BEGIN Data shown

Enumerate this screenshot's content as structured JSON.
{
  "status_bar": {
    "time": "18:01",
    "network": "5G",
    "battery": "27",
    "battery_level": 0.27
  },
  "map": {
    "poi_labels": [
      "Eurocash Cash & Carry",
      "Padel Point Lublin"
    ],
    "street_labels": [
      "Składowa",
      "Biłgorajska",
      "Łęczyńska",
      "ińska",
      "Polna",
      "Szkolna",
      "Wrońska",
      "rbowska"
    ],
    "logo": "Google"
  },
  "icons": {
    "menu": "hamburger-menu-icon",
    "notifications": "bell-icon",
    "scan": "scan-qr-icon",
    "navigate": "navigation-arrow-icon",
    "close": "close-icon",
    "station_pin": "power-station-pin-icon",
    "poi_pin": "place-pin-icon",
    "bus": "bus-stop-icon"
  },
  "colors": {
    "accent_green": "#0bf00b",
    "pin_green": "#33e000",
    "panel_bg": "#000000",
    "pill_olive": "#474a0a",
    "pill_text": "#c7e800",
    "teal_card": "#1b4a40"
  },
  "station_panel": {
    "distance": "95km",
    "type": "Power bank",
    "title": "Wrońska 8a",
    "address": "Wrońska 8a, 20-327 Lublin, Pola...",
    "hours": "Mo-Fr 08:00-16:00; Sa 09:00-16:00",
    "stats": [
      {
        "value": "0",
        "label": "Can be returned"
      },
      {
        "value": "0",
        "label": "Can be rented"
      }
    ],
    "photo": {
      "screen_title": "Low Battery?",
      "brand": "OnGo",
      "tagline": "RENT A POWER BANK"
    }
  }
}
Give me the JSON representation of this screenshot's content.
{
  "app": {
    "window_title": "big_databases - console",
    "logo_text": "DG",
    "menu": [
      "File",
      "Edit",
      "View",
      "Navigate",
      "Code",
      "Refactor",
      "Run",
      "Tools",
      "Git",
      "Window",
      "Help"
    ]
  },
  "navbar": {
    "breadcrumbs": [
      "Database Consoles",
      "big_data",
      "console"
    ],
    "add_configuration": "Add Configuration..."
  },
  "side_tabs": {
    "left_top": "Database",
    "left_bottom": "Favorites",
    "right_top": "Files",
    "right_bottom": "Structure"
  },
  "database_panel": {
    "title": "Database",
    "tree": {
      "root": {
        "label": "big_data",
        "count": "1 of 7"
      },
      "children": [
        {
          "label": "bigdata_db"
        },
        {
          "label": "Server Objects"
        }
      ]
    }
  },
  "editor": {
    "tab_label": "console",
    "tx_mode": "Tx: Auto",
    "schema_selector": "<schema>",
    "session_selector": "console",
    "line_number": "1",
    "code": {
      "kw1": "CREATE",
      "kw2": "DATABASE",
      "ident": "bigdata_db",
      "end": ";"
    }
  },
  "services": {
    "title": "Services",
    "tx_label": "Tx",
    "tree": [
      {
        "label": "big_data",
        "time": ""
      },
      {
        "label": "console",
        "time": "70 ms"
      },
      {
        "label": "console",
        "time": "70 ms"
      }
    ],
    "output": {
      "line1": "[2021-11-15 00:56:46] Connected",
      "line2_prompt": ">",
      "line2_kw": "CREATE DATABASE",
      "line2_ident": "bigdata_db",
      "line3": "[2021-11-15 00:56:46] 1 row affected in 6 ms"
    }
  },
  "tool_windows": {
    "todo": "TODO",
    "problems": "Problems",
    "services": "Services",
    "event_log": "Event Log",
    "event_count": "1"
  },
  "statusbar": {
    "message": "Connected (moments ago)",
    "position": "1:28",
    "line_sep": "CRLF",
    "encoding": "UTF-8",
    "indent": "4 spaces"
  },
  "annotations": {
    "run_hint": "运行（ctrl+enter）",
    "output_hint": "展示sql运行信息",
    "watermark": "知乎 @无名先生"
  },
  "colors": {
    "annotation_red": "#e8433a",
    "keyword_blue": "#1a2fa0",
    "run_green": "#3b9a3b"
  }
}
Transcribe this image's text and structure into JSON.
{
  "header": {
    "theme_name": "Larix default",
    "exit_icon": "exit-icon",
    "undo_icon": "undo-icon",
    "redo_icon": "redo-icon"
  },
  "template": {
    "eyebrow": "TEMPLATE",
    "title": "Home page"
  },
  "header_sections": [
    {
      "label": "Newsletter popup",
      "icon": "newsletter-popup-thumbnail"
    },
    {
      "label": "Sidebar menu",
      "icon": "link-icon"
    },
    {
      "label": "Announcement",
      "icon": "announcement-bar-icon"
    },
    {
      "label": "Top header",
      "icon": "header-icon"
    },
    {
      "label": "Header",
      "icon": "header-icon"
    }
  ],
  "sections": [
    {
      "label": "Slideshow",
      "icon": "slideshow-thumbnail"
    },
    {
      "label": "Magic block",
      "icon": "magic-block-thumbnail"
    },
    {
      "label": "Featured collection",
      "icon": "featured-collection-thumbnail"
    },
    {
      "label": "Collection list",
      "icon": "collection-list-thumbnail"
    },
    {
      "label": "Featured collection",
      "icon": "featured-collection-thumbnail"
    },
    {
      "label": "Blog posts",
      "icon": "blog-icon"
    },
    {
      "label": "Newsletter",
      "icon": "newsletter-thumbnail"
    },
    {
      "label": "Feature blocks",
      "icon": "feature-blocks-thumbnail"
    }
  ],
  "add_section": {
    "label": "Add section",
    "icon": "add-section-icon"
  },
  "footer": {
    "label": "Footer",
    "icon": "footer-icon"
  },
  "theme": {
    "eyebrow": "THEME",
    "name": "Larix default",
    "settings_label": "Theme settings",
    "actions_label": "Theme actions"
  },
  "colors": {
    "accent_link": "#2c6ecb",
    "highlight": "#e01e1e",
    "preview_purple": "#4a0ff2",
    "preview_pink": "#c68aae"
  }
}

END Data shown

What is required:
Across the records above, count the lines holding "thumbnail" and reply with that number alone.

Completed exercise:
8